Interpretation is the act of using data and analytic output to evaluate hypotheses and methods, extrapolate from observations to predictions, detect patterns, and explore the consequences of assumptions. The term 'interpretive' has special meaning within the USGS; see the USGS Fundamental Science Practices site for an explanation and examples of interpretive and noninterpretive data products.

Analysis Documentation

Reproducible science is a foundation of our scientific work. Sufficient documentation of analysis methods in support of reproducibility is required. Documentation of analytic methods and techniques is usually included in published works such as methods papers, research publications, and journal articles. Search the USGS Publications Warehouse for Analysis examples covering topics of specific interest.

What the U.S. Geological Survey Manual Requires:

Policies that apply to the Analyze stage largely deal with making sure there is appropriate documentation of the tools and methods used in analysis, and that the analyses directly result from the data acquired and processed.

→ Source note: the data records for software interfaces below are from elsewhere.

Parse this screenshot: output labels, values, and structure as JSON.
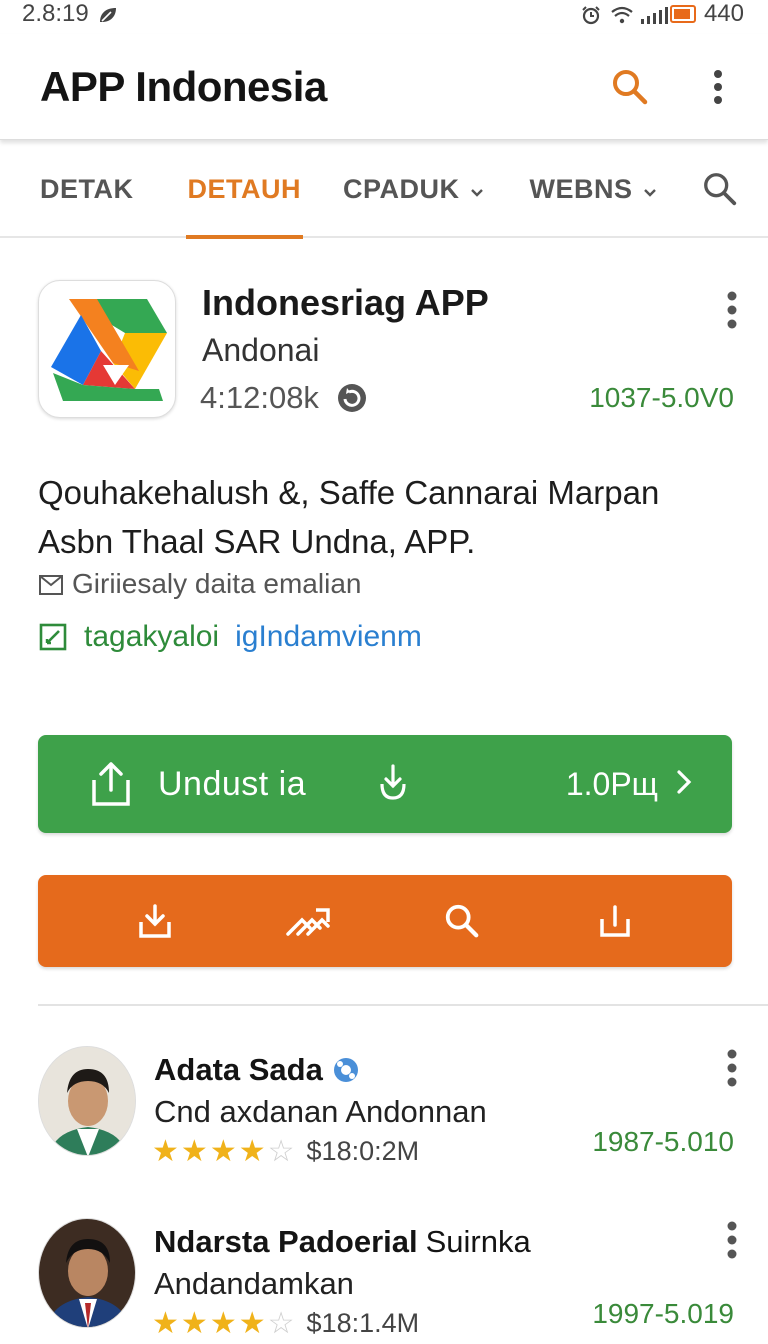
{
  "status_bar": {
    "time": "2.8:19",
    "battery_text": "440"
  },
  "app_bar": {
    "title": "APP Indonesia"
  },
  "tabs": [
    {
      "label": "DETAK",
      "active": false
    },
    {
      "label": "DETAUH",
      "active": true
    },
    {
      "label": "CPADUK",
      "active": false
    },
    {
      "label": "WEBNS",
      "active": false
    }
  ],
  "app": {
    "name": "Indonesriag APP",
    "developer": "Andonai",
    "meta": "4:12:08k",
    "version": "1037-5.0V0"
  },
  "description": {
    "text": "Qouhakehalush &, Saffe Cannarai Marpan Asbn Thaal SAR Undna, APP.",
    "line1": "Giriiesaly daita emalian",
    "line2_green": "tagakyaloi",
    "line2_blue": "igIndamvienm"
  },
  "actions": {
    "install_label": "Undust ia",
    "install_size": "1.0Pщ"
  },
  "colors": {
    "accent_orange": "#e07a22",
    "install_green": "#3ea14a",
    "toolbar_orange": "#e56a1c",
    "version_green": "#3a8a3a"
  },
  "reviews": [
    {
      "name": "Adata Sada",
      "name_suffix": "",
      "subtitle": "Cnd axdanan Andonnan",
      "rating": 4.5,
      "amount": "$18:0:2M",
      "version": "1987-5.010"
    },
    {
      "name": "Ndarsta Padoerial",
      "name_suffix": "Suirnka",
      "subtitle": "Andandamkan",
      "rating": 4.5,
      "amount": "$18:1.4M",
      "version": "1997-5.019"
    }
  ]
}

The USGS Manual Chapter 500.25 - USGS Scientific Integrity discusses the USGS’s dedication to “preserving the integrity of the scientific activities it conducts and that are conducted on its behalf” by adhering to Department of Interior 305 DM 3 - Integrity of Scientific and Scholarly Activities.

The USGS Manual Chapter 502.2 - Fundamental Science Practices: Planning and Conducting Data Collection and Research includes requirements for process documentation of analytical methods and techniques.

"Documentation: Data collected for publication in databases or information products, regardless of the manner in which they are published (such as USGS reports, journal articles, and Web pages), must be documented to describe the methods or techniques used to collect, process, and analyze data (including computer modeling software and tools produced by USGS); the structure of the output; description of accuracy and precision; standards for metadata; and methods of quality assurance."

The USGS Manual Chapter 502.4 - Fundamental Science Practices: Review, Approval, and Release of Information Products addresses documentation of the methodology used to create data and generate research results.

"Methods used to collect data and produce results must be defensible and adequately documented."